When there are children, childcare is added to the mix. Having school-aged children doing distance learning and needing supervision demands more time. When both partners are home all the time, previously undiscovered differences in parenting also come to light. Unless the couple can discuss and settle this amicably, it can create deep wounds in the relationship.
When one partner loses a job or gets a cut in salary, financial issues can bear down hard on a relationship. It can cause mental health issues in one or both partners, further straining the relationship. Professional counseling will benefit both in such cases, for them to learn how to deal with the situation and support each other.

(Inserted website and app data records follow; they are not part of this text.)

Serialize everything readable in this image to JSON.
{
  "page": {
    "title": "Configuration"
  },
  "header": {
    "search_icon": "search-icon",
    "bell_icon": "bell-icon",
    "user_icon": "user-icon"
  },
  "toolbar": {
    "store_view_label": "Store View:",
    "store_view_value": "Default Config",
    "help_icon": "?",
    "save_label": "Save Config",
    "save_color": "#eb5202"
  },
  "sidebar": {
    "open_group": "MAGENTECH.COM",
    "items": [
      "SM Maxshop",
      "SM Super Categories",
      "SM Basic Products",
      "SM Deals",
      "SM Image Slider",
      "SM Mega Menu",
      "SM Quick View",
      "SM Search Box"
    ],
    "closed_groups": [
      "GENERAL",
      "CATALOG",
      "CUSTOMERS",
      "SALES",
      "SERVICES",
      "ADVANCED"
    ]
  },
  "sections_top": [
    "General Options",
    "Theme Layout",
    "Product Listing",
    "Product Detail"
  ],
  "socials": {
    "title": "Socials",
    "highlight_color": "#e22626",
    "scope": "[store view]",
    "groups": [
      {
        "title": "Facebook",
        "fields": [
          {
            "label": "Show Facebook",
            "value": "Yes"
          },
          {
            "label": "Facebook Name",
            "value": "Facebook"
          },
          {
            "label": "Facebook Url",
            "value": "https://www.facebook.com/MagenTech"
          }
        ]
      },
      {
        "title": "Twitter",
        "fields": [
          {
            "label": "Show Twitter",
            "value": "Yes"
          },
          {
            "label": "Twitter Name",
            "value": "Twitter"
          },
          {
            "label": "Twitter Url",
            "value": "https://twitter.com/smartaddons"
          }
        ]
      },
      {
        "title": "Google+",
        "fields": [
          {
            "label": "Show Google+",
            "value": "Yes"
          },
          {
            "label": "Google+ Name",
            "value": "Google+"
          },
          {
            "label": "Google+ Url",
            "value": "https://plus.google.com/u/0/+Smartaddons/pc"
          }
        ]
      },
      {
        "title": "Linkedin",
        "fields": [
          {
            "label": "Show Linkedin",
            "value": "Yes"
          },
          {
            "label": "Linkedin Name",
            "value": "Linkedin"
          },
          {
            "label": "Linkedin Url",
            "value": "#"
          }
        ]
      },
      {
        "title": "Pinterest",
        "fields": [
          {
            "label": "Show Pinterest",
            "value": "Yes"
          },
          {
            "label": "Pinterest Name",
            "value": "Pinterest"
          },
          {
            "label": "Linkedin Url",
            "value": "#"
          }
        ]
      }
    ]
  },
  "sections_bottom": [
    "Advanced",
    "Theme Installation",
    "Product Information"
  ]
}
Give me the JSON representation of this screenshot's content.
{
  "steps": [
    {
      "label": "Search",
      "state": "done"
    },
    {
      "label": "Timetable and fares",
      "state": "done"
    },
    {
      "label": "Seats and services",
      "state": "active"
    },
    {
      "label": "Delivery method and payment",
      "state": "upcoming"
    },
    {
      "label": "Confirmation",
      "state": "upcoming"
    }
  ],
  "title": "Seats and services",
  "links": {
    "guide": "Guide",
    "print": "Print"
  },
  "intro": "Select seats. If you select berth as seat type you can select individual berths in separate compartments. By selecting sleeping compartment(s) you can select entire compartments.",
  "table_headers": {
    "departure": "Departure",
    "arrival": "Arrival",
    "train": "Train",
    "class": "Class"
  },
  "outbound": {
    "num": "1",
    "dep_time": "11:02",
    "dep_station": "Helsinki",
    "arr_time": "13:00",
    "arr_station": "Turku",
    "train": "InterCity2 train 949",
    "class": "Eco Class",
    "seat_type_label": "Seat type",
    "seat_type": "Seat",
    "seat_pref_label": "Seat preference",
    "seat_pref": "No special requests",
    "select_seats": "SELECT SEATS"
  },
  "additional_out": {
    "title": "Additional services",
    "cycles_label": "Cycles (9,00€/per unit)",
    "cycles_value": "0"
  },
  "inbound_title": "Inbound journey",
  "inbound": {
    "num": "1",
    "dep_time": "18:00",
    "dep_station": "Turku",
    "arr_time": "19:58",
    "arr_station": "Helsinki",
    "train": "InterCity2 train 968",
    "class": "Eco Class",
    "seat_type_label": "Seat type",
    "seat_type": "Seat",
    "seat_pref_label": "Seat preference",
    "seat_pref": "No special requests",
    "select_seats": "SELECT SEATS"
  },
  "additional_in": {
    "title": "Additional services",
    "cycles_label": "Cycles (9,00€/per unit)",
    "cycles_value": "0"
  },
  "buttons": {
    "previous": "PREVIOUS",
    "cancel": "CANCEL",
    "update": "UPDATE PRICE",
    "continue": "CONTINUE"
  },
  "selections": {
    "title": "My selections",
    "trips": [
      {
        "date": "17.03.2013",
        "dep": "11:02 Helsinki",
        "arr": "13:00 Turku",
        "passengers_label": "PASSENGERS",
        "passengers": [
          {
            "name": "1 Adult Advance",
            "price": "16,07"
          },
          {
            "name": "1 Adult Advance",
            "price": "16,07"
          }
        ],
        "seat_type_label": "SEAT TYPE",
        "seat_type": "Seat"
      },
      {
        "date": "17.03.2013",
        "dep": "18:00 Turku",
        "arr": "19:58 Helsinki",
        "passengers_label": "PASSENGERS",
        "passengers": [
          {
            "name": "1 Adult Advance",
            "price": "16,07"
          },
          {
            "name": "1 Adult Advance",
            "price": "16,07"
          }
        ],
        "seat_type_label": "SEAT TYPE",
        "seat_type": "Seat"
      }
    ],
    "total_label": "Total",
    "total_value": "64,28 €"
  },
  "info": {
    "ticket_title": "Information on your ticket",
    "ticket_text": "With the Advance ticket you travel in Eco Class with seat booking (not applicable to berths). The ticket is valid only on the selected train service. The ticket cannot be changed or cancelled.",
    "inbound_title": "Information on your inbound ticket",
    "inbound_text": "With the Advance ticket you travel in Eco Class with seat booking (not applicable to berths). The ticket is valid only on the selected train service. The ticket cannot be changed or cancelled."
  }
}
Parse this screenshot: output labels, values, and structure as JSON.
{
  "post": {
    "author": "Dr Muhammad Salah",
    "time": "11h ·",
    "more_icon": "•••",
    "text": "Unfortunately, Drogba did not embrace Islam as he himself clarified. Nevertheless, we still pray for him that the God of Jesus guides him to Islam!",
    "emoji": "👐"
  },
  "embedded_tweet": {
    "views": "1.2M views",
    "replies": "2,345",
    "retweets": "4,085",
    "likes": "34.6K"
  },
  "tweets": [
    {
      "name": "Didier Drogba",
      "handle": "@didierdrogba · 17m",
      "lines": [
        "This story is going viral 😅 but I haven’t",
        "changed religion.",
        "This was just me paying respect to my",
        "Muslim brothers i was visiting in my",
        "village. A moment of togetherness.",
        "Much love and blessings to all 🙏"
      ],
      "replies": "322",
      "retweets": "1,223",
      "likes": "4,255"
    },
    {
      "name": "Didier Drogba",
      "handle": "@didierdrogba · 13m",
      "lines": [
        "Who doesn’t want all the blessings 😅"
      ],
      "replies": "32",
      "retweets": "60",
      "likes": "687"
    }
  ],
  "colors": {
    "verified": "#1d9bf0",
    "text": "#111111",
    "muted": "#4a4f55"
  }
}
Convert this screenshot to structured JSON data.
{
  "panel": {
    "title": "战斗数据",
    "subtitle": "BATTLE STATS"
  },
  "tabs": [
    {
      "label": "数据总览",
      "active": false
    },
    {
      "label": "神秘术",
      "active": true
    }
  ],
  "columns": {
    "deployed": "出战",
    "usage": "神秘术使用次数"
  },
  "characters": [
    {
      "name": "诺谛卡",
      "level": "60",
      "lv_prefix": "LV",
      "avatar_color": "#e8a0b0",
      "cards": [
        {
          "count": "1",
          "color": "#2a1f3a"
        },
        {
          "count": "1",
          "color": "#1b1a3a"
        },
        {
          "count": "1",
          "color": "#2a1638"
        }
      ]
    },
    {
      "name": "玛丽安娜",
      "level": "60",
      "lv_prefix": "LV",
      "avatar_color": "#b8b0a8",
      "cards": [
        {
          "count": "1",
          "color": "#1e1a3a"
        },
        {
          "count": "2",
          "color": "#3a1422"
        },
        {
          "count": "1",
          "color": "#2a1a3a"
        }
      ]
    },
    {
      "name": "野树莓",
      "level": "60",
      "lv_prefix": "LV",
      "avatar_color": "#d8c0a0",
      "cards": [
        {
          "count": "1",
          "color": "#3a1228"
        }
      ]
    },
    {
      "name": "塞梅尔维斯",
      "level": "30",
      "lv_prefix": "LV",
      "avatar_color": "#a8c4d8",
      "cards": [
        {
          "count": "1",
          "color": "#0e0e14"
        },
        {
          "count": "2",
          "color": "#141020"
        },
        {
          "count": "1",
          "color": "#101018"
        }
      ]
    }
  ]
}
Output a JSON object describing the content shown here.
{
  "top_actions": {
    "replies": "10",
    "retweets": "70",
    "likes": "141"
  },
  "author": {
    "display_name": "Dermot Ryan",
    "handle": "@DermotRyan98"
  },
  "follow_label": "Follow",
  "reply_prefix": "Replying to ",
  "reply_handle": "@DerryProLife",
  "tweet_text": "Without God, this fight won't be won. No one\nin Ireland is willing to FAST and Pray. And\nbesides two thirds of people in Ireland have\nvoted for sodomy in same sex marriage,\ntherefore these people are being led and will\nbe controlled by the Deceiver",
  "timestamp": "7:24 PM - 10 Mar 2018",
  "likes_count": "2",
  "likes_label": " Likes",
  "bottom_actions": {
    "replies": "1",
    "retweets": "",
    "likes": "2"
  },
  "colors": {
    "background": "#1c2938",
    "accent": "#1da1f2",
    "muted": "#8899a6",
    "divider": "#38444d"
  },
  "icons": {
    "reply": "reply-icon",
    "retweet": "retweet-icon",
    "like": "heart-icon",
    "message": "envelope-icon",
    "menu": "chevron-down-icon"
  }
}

Seeing how each one behaves in a crisis could make or break a relationship. For some, this has led to better communication and stronger ties. Instead of blaming each other for any problem, they acknowledge that the pandemic is causing it, and they face it together. They realize that they will always have each other’s back no matter what. The relationship becomes more resilient.
Unfortunately, the challenges of the pandemic can be too much for relationships that were not deeply rooted, to begin with. If the love between the couple is not strong enough for them to develop ways to confront the crisis together, they will tend to confront each other instead.
Torn Asunder by the Pandemic
Divorce has increased in the pandemic and continues to do so. The New York Post stated that from March to June 2020, 34 percent more couples expressed interest in divorcing compared to the same period in 2019. Among them, 31 percent stated that the lockdown broke their relationship.
According to Yahoo Finance, a study shows that divorce agreements increased by 21 percent in 2021 compared to 2020. A majority or 60 percent of divorcing couples were married for just a year or less. There is much to do for experienced divorce attorneys.
Dating Among Singles
The dating scene among singles has also changed drastically during the pandemic. The 2021 Singles in America study of Match shows a high vaccination rate among respondents, with 65 percent of them also seeking partners who are fully vaccinated. The preference for physical attractiveness decreased to 78 percent this year from 90 percent in 2020. Emotional maturity is what 83 percent seek from a partner. This is compatible with the fact that 76 percent are looking for a partner who wants to get married.
Dating is now intentional and no longer a casual hook-up. Instead of immediately meeting up, singles now do video chats where they see if they have shared beliefs and can have a meaningful connection. A survey by Bumble shows that almost 40 percent of users in the U.S. observed a clearer expression of goals and expectations. Singles now know and communicate what they want from a relationship and no longer want to compromise.
With dating becoming a more thought-out process, couples will get to know each other better before plunging into marriage. Marriages that result from these will hopefully last.